Illegal immigrants are an important source for day labor in America, although their legal status is frequently at the center of the U.S. political debate. Day-to-day work is not always guaranteed, but a special kind of organization, the Day Labor Center, helps undocumented immigrants to both find work and receive fair compensation.
At the Day Labor Center in Centreville, Virginia, Felix Ceto from Guatemala is waiting for a day job. At 34, Felix has been living in America for seven years, and can only speak very limited English.
“Well, most of the people from my country are here because we want to support our families; to contribute for food, clothing, education, let's say... anything that the family needs,” said Ceto.
He uses social media to communicate with his parents, wife, and two children.
“The plan that I have is to go back, because every day I miss my family more and more,” he said.
Molly Maddra-Santiago heads the Centreville Day Labor Center, which strives to protect day laborers, many of whom are vulnerable because of they are undocumented.
“Because they are immigrants, they are easily exploited. We exist to make sure that doesn’t happen. Workers here are typically paid at least $12/hour for any job that they do,” she said.
Salvador Sarmiento, a representative of the National Day Labor Organizing Network, said there is a major issue of wage theft in the U.S., especially for day laborers. Yet even as undocumented immigrants, he said, they have the right to fair compensation.
“The law is very clear… [There are] constitutional protections for all workers, whether they are undocumented or are documented, whether they are immigrants or citizens,” said Sarmiento.
The staff at the Day Labor Center help establish profiles and match employers and day laborers. In addition to helping find work for those who want it, the Day Labor Center also provides free classes. English lessons and home renovation courses are the most popular.
Ceto and his friend were employed on a recent day by Austin Acocella, who needed help with leaf removal in his backyard.
“I thank God I got the opportunity to be in this country. Even though you suffer a lot when you come here, I'm thankful that we are fine here and as well. I thank very much the people that opened this center because it's very important for us,” said Ceto.

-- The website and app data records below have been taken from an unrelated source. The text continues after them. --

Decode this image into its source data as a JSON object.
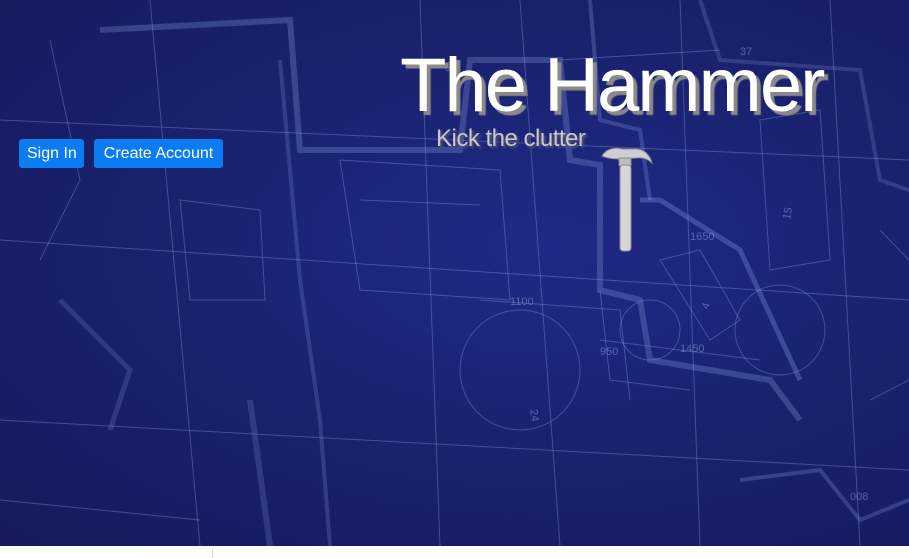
{
  "header": {
    "sign_in_label": "Sign In",
    "create_account_label": "Create Account"
  },
  "hero": {
    "title": "The Hammer",
    "tagline": "Kick the clutter",
    "logo_icon": "hammer-icon",
    "background": "blueprint floor plan"
  },
  "colors": {
    "button_bg": "#0b7cf2",
    "button_text": "#ffffff",
    "hero_bg": "#1a2270",
    "title_text": "#ffffff",
    "tagline_text": "#c9c9cc"
  }
}
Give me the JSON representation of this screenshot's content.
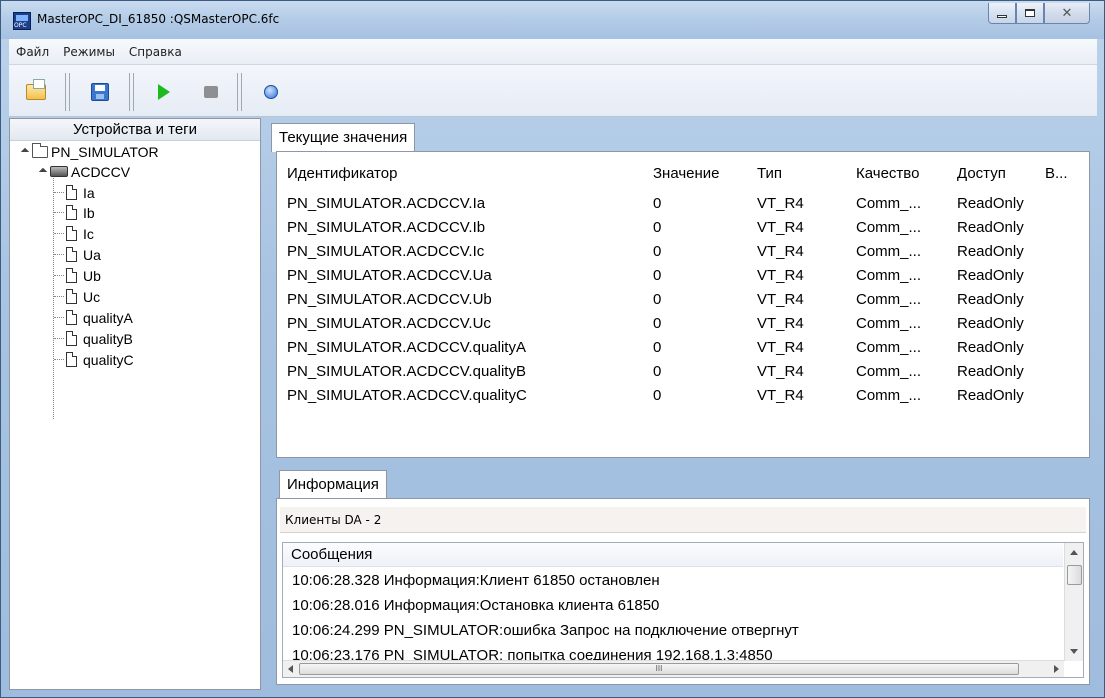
{
  "window": {
    "title": "MasterOPC_DI_61850 :QSMasterOPC.6fc"
  },
  "menu": [
    "Файл",
    "Режимы",
    "Справка"
  ],
  "toolbar": {
    "icons": [
      "open-icon",
      "save-icon",
      "play-icon",
      "stop-icon",
      "help-icon"
    ],
    "colors": {
      "play": "#1dbb1d",
      "stop": "#8d8f93"
    }
  },
  "tree": {
    "header": "Устройства и теги",
    "root": "PN_SIMULATOR",
    "device": "ACDCCV",
    "tags": [
      "Ia",
      "Ib",
      "Ic",
      "Ua",
      "Ub",
      "Uc",
      "qualityA",
      "qualityB",
      "qualityC"
    ]
  },
  "values": {
    "tab": "Текущие значения",
    "columns": [
      "Идентификатор",
      "Значение",
      "Тип",
      "Качество",
      "Доступ",
      "В..."
    ],
    "rows": [
      [
        "PN_SIMULATOR.ACDCCV.Ia",
        "0",
        "VT_R4",
        "Comm_...",
        "ReadOnly"
      ],
      [
        "PN_SIMULATOR.ACDCCV.Ib",
        "0",
        "VT_R4",
        "Comm_...",
        "ReadOnly"
      ],
      [
        "PN_SIMULATOR.ACDCCV.Ic",
        "0",
        "VT_R4",
        "Comm_...",
        "ReadOnly"
      ],
      [
        "PN_SIMULATOR.ACDCCV.Ua",
        "0",
        "VT_R4",
        "Comm_...",
        "ReadOnly"
      ],
      [
        "PN_SIMULATOR.ACDCCV.Ub",
        "0",
        "VT_R4",
        "Comm_...",
        "ReadOnly"
      ],
      [
        "PN_SIMULATOR.ACDCCV.Uc",
        "0",
        "VT_R4",
        "Comm_...",
        "ReadOnly"
      ],
      [
        "PN_SIMULATOR.ACDCCV.qualityA",
        "0",
        "VT_R4",
        "Comm_...",
        "ReadOnly"
      ],
      [
        "PN_SIMULATOR.ACDCCV.qualityB",
        "0",
        "VT_R4",
        "Comm_...",
        "ReadOnly"
      ],
      [
        "PN_SIMULATOR.ACDCCV.qualityC",
        "0",
        "VT_R4",
        "Comm_...",
        "ReadOnly"
      ]
    ]
  },
  "info": {
    "tab": "Информация",
    "clients": "Клиенты DA - 2",
    "messages_header": "Сообщения",
    "messages": [
      "10:06:28.328 Информация:Клиент 61850 остановлен",
      "10:06:28.016 Информация:Остановка клиента 61850",
      "10:06:24.299 PN_SIMULATOR:ошибка Запрос на подключение отвергнут",
      "10:06:23.176 PN_SIMULATOR: попытка соединения 192.168.1.3:4850"
    ],
    "scroll_grip": "III"
  }
}
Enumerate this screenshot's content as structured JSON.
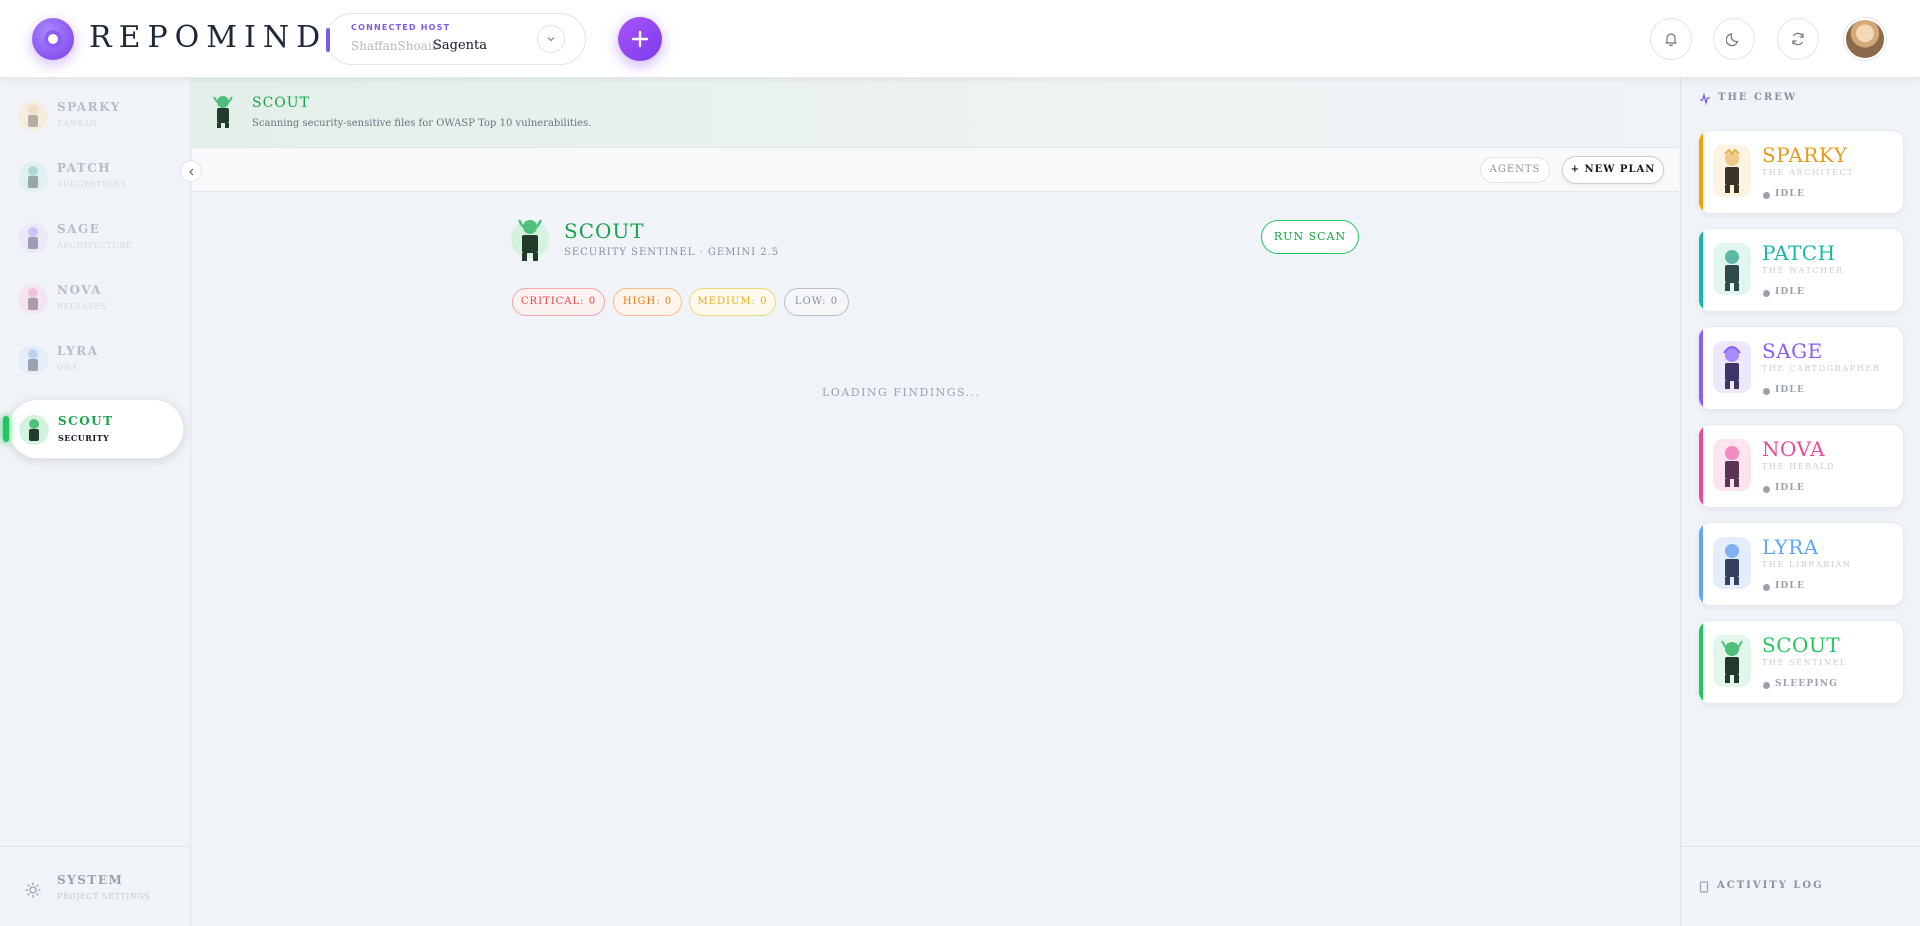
{
  "header": {
    "brand": "REPOMIND",
    "host_label": "CONNECTED HOST",
    "host_user": "ShaffanShoaib",
    "host_repo": "Sagenta",
    "icons": [
      "bell-icon",
      "moon-icon",
      "refresh-icon"
    ]
  },
  "sidebar": {
    "items": [
      {
        "name": "SPARKY",
        "sub": "KANBAN",
        "color": "#e59a1a"
      },
      {
        "name": "PATCH",
        "sub": "SUGGESTIONS",
        "color": "#14b8a6"
      },
      {
        "name": "SAGE",
        "sub": "ARCHITECTURE",
        "color": "#8b5cf6"
      },
      {
        "name": "NOVA",
        "sub": "RELEASES",
        "color": "#ec4899"
      },
      {
        "name": "LYRA",
        "sub": "Q&A",
        "color": "#60a5fa"
      },
      {
        "name": "SCOUT",
        "sub": "SECURITY",
        "color": "#22c55e"
      }
    ],
    "system": {
      "name": "SYSTEM",
      "sub": "PROJECT SETTINGS"
    }
  },
  "banner": {
    "title": "SCOUT",
    "description": "Scanning security-sensitive files for OWASP Top 10 vulnerabilities."
  },
  "toolbar": {
    "agents_label": "AGENTS",
    "new_plan_label": "+ NEW PLAN"
  },
  "scout": {
    "name": "SCOUT",
    "role": "SECURITY SENTINEL · GEMINI 2.5",
    "run_scan_label": "RUN SCAN",
    "severity": {
      "critical": "CRITICAL: 0",
      "high": "HIGH: 0",
      "medium": "MEDIUM: 0",
      "low": "LOW: 0"
    },
    "loading": "LOADING FINDINGS..."
  },
  "crew": {
    "header": "THE CREW",
    "cards": [
      {
        "name": "SPARKY",
        "role": "THE ARCHITECT",
        "status": "IDLE",
        "color": "#e59a1a"
      },
      {
        "name": "PATCH",
        "role": "THE WATCHER",
        "status": "IDLE",
        "color": "#14b8a6"
      },
      {
        "name": "SAGE",
        "role": "THE CARTOGRAPHER",
        "status": "IDLE",
        "color": "#8b5cf6"
      },
      {
        "name": "NOVA",
        "role": "THE HERALD",
        "status": "IDLE",
        "color": "#ec4899"
      },
      {
        "name": "LYRA",
        "role": "THE LIBRARIAN",
        "status": "IDLE",
        "color": "#60a5fa"
      },
      {
        "name": "SCOUT",
        "role": "THE SENTINEL",
        "status": "SLEEPING",
        "color": "#22c55e"
      }
    ],
    "activity_log": "ACTIVITY LOG"
  }
}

Ceto dreams that one day he can make enough money to go home and see his family.